"By no means is this album a bad listen, Santi just promised so much with the release of ‘Freaky,’ ‘Rapid Fire’ and ‘Sparky’ that one felt like he was carving a niche for himself with unique sounds while reaching creative epoch after another. Either as a result of the listener’s unrealistic expectation that was never going to be satisfied or the artist’s work, this album is underwhelming."
I was wrong…
On a personal note and for one simple reason, it took five listens and a cloudy morning to finally be swayed by this album; it is mood music, it’s either for you or not for you – there’s no middle ground.
Before we go ahead, let’s get one thing clear; this album carries what one might call ‘alte’ on its back, but fundamentally it is not ‘alte.’ While it is avant-garde, and reverberates creative freedom, it is just music from an artist who refuses to be boxed.
Why is the album a banquet?
A banquet signifies variety and Mandy and The Jungle is - like Suzie's Funeral - another potpourri of genres and subgenres in experimental mode. This potpourri of genres then finds itself part of a sonic and experiential minimalist adventure that requires cogent digestion before an opinion can be formed.
If you're not careful, you discard a slow-burner movie before its even genuinely started - these tendencies are worse when that movie is entwined in Quentin Tarrantino-esque lengthy dialogue scenes. That's what Mandy and The Jungle is.
On the one hand, judging this album seems a slippery slope, but when music is a part of you, it becomes a cause.
Mandy and The Jungle sees Santi doing Santi – a little bit of everything.
Equally, while Santi’s evolution is definitely palpable, some might say he’s still taking risks within his sonic comfort zone. But then, that might be unfair, we all have a sound.

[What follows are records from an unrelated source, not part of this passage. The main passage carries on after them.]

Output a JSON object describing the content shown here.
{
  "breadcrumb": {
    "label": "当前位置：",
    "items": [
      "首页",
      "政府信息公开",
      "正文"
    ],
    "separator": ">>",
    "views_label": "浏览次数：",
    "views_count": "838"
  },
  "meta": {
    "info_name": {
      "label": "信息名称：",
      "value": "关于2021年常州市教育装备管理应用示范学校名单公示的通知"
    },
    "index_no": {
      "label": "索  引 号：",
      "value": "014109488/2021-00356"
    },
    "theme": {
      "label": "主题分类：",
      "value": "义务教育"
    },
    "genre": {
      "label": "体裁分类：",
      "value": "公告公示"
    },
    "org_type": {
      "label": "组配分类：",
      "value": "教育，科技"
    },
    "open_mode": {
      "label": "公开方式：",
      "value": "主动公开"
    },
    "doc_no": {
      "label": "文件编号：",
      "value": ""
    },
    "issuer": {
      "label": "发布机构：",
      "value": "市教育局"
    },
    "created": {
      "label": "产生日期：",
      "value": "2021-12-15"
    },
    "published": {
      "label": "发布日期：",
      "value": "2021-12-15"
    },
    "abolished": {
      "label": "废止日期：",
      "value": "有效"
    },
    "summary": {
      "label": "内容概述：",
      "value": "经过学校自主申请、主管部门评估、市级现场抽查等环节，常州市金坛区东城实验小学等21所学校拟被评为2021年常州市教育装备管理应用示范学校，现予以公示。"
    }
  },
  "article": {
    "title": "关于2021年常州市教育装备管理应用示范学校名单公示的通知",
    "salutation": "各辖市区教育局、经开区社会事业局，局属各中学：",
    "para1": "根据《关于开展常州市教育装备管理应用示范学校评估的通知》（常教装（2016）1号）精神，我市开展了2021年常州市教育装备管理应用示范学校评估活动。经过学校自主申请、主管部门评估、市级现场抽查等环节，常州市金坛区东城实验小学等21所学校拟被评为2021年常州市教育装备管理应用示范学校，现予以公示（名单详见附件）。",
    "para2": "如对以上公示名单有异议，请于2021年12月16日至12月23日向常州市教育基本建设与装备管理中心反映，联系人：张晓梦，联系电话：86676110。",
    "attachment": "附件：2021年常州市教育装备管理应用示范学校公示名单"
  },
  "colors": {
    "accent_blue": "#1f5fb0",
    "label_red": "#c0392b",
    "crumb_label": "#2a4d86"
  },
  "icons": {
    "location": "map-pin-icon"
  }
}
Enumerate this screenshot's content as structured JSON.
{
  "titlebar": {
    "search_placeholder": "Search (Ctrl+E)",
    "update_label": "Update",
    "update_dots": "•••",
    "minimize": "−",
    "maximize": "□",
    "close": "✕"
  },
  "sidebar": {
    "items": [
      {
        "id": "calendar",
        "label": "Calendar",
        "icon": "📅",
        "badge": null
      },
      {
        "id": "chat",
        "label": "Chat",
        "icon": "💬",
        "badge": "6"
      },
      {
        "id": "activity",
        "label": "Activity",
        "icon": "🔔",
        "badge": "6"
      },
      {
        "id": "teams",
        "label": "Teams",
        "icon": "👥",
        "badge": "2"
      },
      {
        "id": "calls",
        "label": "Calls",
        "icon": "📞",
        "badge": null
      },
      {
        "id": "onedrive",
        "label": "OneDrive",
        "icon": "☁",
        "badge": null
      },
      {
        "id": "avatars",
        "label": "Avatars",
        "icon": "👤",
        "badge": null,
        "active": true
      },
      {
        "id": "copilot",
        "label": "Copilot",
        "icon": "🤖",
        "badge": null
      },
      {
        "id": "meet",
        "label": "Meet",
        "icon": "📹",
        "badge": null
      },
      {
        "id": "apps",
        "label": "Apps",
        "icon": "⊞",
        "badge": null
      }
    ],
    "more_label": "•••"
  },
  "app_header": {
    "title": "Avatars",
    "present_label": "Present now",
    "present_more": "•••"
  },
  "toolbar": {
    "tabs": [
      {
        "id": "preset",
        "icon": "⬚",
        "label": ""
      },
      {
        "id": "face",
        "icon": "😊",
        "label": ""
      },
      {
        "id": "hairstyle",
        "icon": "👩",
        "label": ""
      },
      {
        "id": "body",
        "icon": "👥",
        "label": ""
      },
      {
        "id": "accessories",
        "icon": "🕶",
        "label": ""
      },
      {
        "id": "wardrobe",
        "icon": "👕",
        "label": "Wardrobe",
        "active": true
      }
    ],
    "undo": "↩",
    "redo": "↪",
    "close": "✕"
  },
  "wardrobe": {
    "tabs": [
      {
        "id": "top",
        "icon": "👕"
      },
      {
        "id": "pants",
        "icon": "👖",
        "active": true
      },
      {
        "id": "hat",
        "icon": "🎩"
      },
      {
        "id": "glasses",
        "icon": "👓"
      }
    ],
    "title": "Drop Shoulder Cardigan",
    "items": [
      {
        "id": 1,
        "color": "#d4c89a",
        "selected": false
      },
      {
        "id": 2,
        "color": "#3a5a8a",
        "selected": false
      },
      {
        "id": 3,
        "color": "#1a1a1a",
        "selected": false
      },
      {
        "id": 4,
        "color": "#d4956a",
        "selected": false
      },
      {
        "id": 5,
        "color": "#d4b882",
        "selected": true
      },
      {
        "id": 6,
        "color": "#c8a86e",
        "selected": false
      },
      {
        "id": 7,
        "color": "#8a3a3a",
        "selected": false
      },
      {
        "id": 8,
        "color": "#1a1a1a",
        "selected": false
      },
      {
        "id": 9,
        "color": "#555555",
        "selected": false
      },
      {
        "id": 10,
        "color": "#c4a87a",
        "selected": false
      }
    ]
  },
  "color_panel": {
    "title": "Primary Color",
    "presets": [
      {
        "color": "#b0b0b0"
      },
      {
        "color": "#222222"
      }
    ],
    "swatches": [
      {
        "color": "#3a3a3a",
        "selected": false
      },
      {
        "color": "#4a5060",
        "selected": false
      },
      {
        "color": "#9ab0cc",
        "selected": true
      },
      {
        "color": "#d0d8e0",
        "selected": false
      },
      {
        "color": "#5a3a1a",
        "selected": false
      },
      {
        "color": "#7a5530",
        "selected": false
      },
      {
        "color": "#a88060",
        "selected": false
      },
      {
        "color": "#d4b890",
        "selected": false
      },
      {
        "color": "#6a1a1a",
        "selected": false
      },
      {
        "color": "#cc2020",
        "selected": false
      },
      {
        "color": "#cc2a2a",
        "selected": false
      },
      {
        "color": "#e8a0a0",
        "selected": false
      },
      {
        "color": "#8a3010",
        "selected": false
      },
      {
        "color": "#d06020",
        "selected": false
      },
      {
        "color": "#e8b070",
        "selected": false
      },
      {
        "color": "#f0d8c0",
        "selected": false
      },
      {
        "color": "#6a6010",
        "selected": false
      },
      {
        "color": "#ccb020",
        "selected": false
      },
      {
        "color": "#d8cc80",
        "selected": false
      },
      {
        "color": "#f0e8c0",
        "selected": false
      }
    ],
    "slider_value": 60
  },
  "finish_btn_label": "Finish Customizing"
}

Sometimes, you can’t rush evolution and there’s no one way to evolve.
That said, I feel this album could have done without, ‘Demon Hearts,’ ‘Raw Dinner’ and ‘Dime In The Water,’ not because they’re bad songs, but because if they were not in the album, the album would have been fine.
Most people will need like three plays in different moods to have their true verdict of Mandy and The Jungle. Your mood, what you’ve been consuming and other factors will determine whether or not you will like this album.
Personally, I would like to see Santi on more daring topics, painting pictures and telling real stories about life on future albums. It feels like there are things he's not saying. There was a slight overkill of love stories on this album.
• 0-2: Flop
• 2.1-4.0: Near fall
• 4.1-6.0: Average
• 6.1-8: Victory
• 8.1-10: Champion
Tracklist and Cohesion: 1.8/2
Songwriting, Themes and Delivery: 1.2/2